▸ TASK PROMPT
Can you give all the records again without altering a single character?
======== SUPPLIED DATA
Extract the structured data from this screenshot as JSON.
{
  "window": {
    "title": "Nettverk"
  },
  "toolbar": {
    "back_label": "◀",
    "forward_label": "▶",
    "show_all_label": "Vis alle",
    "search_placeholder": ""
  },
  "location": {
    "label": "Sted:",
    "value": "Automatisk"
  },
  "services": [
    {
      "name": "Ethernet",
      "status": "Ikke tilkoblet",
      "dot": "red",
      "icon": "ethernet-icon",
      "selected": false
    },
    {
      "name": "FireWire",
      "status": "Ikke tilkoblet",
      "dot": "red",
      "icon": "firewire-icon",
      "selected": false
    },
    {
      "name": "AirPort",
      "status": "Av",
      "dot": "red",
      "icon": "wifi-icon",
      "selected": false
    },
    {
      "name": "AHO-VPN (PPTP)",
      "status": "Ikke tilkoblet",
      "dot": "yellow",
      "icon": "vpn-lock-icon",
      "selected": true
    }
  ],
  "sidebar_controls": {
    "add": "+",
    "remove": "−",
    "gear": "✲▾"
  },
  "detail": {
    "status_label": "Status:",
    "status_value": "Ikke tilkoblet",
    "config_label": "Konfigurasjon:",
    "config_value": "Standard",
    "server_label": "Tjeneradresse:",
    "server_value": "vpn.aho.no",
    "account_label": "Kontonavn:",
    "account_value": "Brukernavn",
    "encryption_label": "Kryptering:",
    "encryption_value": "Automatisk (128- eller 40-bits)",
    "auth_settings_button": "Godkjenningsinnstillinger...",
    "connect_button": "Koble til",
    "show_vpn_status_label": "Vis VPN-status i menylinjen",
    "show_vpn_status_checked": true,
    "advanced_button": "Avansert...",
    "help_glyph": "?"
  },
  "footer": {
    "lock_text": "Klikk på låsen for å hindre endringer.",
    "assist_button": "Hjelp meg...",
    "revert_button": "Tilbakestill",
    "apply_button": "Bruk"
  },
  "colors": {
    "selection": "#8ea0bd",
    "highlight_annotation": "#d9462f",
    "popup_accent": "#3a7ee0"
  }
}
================
▸ RESPONSE BOX
Extract the structured data from this screenshot as JSON.
{
  "window": {
    "title": "Nettverk"
  },
  "toolbar": {
    "back_label": "◀",
    "forward_label": "▶",
    "show_all_label": "Vis alle",
    "search_placeholder": ""
  },
  "location": {
    "label": "Sted:",
    "value": "Automatisk"
  },
  "services": [
    {
      "name": "Ethernet",
      "status": "Ikke tilkoblet",
      "dot": "red",
      "icon": "ethernet-icon",
      "selected": false
    },
    {
      "name": "FireWire",
      "status": "Ikke tilkoblet",
      "dot": "red",
      "icon": "firewire-icon",
      "selected": false
    },
    {
      "name": "AirPort",
      "status": "Av",
      "dot": "red",
      "icon": "wifi-icon",
      "selected": false
    },
    {
      "name": "AHO-VPN (PPTP)",
      "status": "Ikke tilkoblet",
      "dot": "yellow",
      "icon": "vpn-lock-icon",
      "selected": true
    }
  ],
  "sidebar_controls": {
    "add": "+",
    "remove": "−",
    "gear": "✲▾"
  },
  "detail": {
    "status_label": "Status:",
    "status_value": "Ikke tilkoblet",
    "config_label": "Konfigurasjon:",
    "config_value": "Standard",
    "server_label": "Tjeneradresse:",
    "server_value": "vpn.aho.no",
    "account_label": "Kontonavn:",
    "account_value": "Brukernavn",
    "encryption_label": "Kryptering:",
    "encryption_value": "Automatisk (128- eller 40-bits)",
    "auth_settings_button": "Godkjenningsinnstillinger...",
    "connect_button": "Koble til",
    "show_vpn_status_label": "Vis VPN-status i menylinjen",
    "show_vpn_status_checked": true,
    "advanced_button": "Avansert...",
    "help_glyph": "?"
  },
  "footer": {
    "lock_text": "Klikk på låsen for å hindre endringer.",
    "assist_button": "Hjelp meg...",
    "revert_button": "Tilbakestill",
    "apply_button": "Bruk"
  },
  "colors": {
    "selection": "#8ea0bd",
    "highlight_annotation": "#d9462f",
    "popup_accent": "#3a7ee0"
  }
}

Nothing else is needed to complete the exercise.